The commission was set up in 2018 in response to the scandal surrounding President Zuma. In the year Zuma was forced to resign, the body collected about 40 testimonies implicating Zuma.
No admission of guilt
In recent days, after multiple challenges, Mr. Zuma finally gave in and went to prison. But his spokesman, Mzwanele Manyi, said Zuma was not “admitting guilt. The spokesman warned this Thursday morning that Zuma needed time to digest the “tragedy” and that “he will remain silent” and “unreachable to the outside world.
A glorious day
The imprisonment of former President Zuma is a sign of a new era for many South Africans, marking a new era of stronger rule of law. In recent days, AFP said, many witnesses and participants have been repeating on television, like a “mantra,” that “no one is above the law.
Anti-corruption expert Thuli Madonsela called it “a glorious day because (Zuma’s imprisonment) shows that the rule of law has prevailed. If he hadn’t gone to jail, it would have had a knock-on effect on the whole system,” she said on state television today, Thursday.

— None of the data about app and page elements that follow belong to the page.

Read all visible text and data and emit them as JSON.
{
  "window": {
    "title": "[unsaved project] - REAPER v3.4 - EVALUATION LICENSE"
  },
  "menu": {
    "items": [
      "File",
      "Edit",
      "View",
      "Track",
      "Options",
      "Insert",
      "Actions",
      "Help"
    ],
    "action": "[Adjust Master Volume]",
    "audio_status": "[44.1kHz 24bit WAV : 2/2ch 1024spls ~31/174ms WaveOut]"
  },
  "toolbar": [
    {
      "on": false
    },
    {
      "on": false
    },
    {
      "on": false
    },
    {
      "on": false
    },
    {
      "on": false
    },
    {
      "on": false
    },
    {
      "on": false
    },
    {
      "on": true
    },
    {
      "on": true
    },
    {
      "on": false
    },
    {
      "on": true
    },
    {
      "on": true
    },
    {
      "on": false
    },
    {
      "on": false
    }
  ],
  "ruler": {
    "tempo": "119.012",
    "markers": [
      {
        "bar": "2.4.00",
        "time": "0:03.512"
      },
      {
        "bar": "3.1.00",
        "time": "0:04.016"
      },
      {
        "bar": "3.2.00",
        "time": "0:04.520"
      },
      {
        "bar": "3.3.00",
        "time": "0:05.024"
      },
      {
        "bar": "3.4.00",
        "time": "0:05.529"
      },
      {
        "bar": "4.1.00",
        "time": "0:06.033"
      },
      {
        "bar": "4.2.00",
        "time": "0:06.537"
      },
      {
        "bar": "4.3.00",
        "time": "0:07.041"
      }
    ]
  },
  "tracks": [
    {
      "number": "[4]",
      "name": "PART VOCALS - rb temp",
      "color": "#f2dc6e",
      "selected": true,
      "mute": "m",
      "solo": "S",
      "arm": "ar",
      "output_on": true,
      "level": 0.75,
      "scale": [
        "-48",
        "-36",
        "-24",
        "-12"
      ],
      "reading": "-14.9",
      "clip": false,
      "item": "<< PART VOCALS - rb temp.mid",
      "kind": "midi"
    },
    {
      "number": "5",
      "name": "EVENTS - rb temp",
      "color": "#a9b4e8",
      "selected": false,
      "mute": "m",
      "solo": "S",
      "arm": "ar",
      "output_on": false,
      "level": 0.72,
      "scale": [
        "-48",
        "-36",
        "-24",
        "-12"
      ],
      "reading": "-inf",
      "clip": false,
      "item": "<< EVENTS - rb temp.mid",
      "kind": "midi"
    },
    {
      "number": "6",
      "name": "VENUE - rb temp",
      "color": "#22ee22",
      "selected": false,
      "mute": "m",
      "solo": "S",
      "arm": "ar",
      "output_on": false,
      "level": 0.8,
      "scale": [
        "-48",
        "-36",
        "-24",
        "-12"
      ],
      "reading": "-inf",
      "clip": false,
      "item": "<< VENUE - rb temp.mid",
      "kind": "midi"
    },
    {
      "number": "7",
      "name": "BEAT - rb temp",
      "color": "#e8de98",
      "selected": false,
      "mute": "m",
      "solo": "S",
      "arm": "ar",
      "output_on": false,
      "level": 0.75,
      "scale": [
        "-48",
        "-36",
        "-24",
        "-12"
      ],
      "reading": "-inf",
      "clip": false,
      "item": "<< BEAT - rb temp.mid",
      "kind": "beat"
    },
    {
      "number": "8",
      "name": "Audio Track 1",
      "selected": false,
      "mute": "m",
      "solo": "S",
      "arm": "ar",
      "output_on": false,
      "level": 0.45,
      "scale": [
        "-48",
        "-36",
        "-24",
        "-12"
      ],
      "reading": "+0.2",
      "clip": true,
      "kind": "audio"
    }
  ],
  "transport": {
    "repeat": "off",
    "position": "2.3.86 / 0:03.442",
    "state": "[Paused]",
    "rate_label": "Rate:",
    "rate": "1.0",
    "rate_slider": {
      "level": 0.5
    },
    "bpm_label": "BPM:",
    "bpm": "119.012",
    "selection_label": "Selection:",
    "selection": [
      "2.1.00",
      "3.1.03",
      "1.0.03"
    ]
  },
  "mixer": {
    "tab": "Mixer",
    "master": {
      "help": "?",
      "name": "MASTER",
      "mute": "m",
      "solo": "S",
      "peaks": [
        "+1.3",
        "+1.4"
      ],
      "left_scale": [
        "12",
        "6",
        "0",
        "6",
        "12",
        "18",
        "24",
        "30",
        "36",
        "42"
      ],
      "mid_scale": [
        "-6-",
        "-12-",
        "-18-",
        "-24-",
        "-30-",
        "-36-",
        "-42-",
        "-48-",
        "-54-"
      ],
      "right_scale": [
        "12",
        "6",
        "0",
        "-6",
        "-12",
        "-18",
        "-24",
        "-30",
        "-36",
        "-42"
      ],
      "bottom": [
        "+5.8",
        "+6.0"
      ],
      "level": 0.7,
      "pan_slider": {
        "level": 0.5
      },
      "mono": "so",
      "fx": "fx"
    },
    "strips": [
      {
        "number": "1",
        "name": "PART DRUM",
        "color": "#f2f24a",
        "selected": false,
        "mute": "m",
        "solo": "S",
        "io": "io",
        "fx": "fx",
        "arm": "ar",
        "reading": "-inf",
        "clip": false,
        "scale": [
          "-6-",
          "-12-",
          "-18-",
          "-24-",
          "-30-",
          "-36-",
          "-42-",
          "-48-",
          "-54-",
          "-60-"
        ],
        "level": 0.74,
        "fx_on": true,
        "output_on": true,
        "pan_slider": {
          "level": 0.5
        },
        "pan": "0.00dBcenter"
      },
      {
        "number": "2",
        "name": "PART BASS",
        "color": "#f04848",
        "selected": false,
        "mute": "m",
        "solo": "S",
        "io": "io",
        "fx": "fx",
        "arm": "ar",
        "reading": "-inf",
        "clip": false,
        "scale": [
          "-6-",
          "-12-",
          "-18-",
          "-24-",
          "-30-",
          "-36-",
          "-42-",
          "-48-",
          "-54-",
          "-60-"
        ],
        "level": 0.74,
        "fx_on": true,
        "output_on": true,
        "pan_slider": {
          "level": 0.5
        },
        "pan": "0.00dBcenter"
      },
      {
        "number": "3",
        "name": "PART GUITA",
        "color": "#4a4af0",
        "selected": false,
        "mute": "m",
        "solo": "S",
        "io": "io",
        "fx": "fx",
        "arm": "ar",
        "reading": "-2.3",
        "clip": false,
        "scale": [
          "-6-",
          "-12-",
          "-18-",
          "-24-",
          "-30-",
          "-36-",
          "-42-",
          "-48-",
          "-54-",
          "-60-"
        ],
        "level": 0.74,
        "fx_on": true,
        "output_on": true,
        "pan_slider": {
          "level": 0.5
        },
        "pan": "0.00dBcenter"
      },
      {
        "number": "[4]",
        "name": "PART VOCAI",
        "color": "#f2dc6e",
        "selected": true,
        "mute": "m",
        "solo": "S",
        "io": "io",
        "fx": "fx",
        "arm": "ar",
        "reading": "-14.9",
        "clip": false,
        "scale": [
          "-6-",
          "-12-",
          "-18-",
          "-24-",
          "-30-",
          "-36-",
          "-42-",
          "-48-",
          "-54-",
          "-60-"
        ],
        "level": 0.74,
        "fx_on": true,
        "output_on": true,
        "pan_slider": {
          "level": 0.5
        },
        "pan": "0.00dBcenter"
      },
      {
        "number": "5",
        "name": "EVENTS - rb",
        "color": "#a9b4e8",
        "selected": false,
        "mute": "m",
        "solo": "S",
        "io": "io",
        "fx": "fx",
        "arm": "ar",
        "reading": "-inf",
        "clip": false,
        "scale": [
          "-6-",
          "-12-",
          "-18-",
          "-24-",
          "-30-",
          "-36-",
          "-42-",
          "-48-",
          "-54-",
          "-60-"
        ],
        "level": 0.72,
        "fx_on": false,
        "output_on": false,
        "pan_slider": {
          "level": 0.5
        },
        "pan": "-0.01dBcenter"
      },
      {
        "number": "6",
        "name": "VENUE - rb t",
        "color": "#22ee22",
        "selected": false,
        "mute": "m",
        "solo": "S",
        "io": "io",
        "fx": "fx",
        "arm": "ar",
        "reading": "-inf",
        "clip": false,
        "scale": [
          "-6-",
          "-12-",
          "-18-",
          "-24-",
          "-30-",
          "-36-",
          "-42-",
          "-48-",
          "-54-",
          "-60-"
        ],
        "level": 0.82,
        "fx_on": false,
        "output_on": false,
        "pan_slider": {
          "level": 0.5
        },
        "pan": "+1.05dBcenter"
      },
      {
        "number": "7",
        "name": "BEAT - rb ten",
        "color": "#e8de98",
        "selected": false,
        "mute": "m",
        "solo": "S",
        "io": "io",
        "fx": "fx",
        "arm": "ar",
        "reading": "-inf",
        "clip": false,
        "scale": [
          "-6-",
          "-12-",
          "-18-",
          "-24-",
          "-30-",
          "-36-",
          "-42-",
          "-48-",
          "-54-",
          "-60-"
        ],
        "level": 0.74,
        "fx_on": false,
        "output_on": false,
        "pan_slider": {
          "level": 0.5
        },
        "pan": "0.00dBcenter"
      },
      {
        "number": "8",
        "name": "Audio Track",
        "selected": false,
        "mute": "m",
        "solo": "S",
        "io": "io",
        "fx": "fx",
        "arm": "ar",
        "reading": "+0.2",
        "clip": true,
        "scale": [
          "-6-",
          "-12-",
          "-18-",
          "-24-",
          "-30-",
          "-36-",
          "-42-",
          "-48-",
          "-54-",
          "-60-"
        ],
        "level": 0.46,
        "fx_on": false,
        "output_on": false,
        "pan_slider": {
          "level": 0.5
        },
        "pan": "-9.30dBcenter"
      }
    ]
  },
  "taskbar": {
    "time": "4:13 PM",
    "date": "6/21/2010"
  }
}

In a scathing and shocking 2016 report, the former “republican mediator” detailed how the sibling group of Indian-origin businessman Gupta looted public resources during Zuma’s presidency (2009-2018).
Touching a hair on his head
Zuma’s middle name “Gedleyihlekisa” means “one who laughs when he crushes his enemies” in Zulu. Known as “stainless steel,” he did try to defend himself by emphasizing his 79 years of age, while accusing him of injustice and imprisoning him even before his trial, not unlike the methods of the hated apartheid regime.
However, his arguments, like his threat of national chaos if anyone “dared” to touch a hair on his head, did not have a mobilizing effect.
Police Minister Bheki Cele, who had been reluctant to arrest him, eventually changed his tune, saying he was obliged to respect the law and admitting he “did not intend to face contempt of court charges” for not carrying out the order.
Solidarity with Comrade Zuma
In South Africa’s post-apartheid democracy, the ANC, the historic ruling party since Mandela’s election in 1994, is also hailing the victory of “the rule of law and the independence of the judiciary,” although several of its leaders have expressed solidarity with “Comrade Zuma” in a personal capacity in recent days.
Mr. Zuma was given a new review of his sentence by the Constitutional Court on Monday before he was jailed. On July 19, he is expected to have another case: that of a commission case involving the French Thales group, more than 20 years ago. The court in Pietermaritzburg (East) will resume the trial in that case.